By Salman Rushdie (1988)
First American Edition, First Printing (1989)
DESCRIPTION: If 1865 to 1900 is seen as the years when the American arts finally started receiving global respect for the first time, then undoubtedly the same can be said about the 1970s through 2000s and India; and if people like Mark Twain, Walt Whitman and Henry James are seen at the brightest shining beacons of that age, then Salman Rushdie can undoubtedly be seen as one for our own times, a constantly controversial but hugely popular figure who has almost singlehandedly put the Indian lit scene on the world map for the first time in history. And whew, it doesn't get any more controversial than his fourth novel, 1988's The Satanic Verses, which let's not forget resulted in no less than a fatwa (call for fatal punishment) by the supreme religious leader of the nation of Iran, to the tens of millions of faithful who follow him; which is ironic, given that this book is actually a highly sympathetic look at the Muslim/British immigrant experience, and that the parts that upset conservative Muslims so badly were written that way specifically in an attempt to connect more with conservative Muslims. See, for those who don't know, it's important to remember that Rushdie is one of the most well-known proponents of the "magical realism" style of literature, in which a real-sounding story is combined with dreamlike elements to hopefully tell a more powerful tale than before, a hallmark of Postmodernism in general and especially common among writers of color who have done well in the academic world (see also Gabriel Garcia Marquez, Toni Morrison, Jeffrey Eugenides, etc). And so when Rushdie told his story here of a couple of immigrants trying to make their way in a foreign and hostile London, he added as a magical realism element the plane crash of our two heroes, at which point they symbolically turn into deities and have all sorts of strange godlike adventures but while still living in the real world of grimy immigrant UK; and this includes some fanciful speculating about the prophet Muhammad that conservative Muslims didn't take very kindly to at all, leading to an internationally infamous death threat that drove Rushdie literally underground and into hiding for almost a decade, that resulted in the successful murders of several people involved with the book, that eventually convinced Rushdie to renounce his religious faith altogether, and that inspired a brand-new bestselling book about the whole ordeal, Joseph Anton: A Memoir.
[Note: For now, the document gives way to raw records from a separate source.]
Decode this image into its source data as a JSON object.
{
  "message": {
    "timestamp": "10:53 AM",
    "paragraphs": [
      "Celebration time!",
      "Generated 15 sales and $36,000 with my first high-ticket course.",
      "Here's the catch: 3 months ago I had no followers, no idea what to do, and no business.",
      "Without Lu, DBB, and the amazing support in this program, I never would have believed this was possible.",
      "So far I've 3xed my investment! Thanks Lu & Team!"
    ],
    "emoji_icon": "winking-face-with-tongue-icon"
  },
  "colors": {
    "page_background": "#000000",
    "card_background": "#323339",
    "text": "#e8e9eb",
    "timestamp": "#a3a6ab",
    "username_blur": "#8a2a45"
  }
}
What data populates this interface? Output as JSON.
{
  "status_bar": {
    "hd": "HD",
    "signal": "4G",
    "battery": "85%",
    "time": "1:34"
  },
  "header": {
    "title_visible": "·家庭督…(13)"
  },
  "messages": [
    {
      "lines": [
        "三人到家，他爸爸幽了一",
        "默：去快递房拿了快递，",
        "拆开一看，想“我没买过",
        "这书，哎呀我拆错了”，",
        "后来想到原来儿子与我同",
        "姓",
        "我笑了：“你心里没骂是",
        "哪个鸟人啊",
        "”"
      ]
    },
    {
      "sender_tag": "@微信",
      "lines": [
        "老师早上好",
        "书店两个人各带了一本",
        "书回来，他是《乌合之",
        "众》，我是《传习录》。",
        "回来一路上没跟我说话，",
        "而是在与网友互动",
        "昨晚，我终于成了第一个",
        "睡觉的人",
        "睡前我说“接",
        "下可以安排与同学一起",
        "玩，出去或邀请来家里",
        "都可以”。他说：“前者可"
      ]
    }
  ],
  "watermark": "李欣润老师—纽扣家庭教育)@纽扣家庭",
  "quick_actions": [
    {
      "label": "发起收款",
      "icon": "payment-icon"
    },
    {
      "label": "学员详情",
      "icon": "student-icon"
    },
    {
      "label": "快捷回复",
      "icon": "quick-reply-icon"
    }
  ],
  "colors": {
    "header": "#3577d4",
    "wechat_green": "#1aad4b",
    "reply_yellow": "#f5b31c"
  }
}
Is The Satanic Verses insulting to Muslims? That's a matter for debate, of course; but what's undeniable is that the ensuing controversy instantly made the first edition one of the most collectible books of the entire late 20th century, a book that went from sales of a few hundred copies a week to a quarter million every month, and that to this day is the biggest selling book in the entire history of the Viking Press. And Rushdie himself is well on the way to being considered perhaps the greatest writer in the so far still budding history of India as an independent nation; so for the young serious collector, this modestly priced investment is bound to pay off big in another thirty or forty years, the exact kind of title that people should be collecting right this second if they've decided to be in it for the long haul.
CONDITION: Text and dust jacket: Fine (F). Almost indistinguishable from how the book appeared when brand-new.
PROVENANCE: Purchased by CCLaP at the 35th anniversary celebration of Shake Rattle & Read bookstore, in the Uptown neighborhood of Chicago, autumn 2011.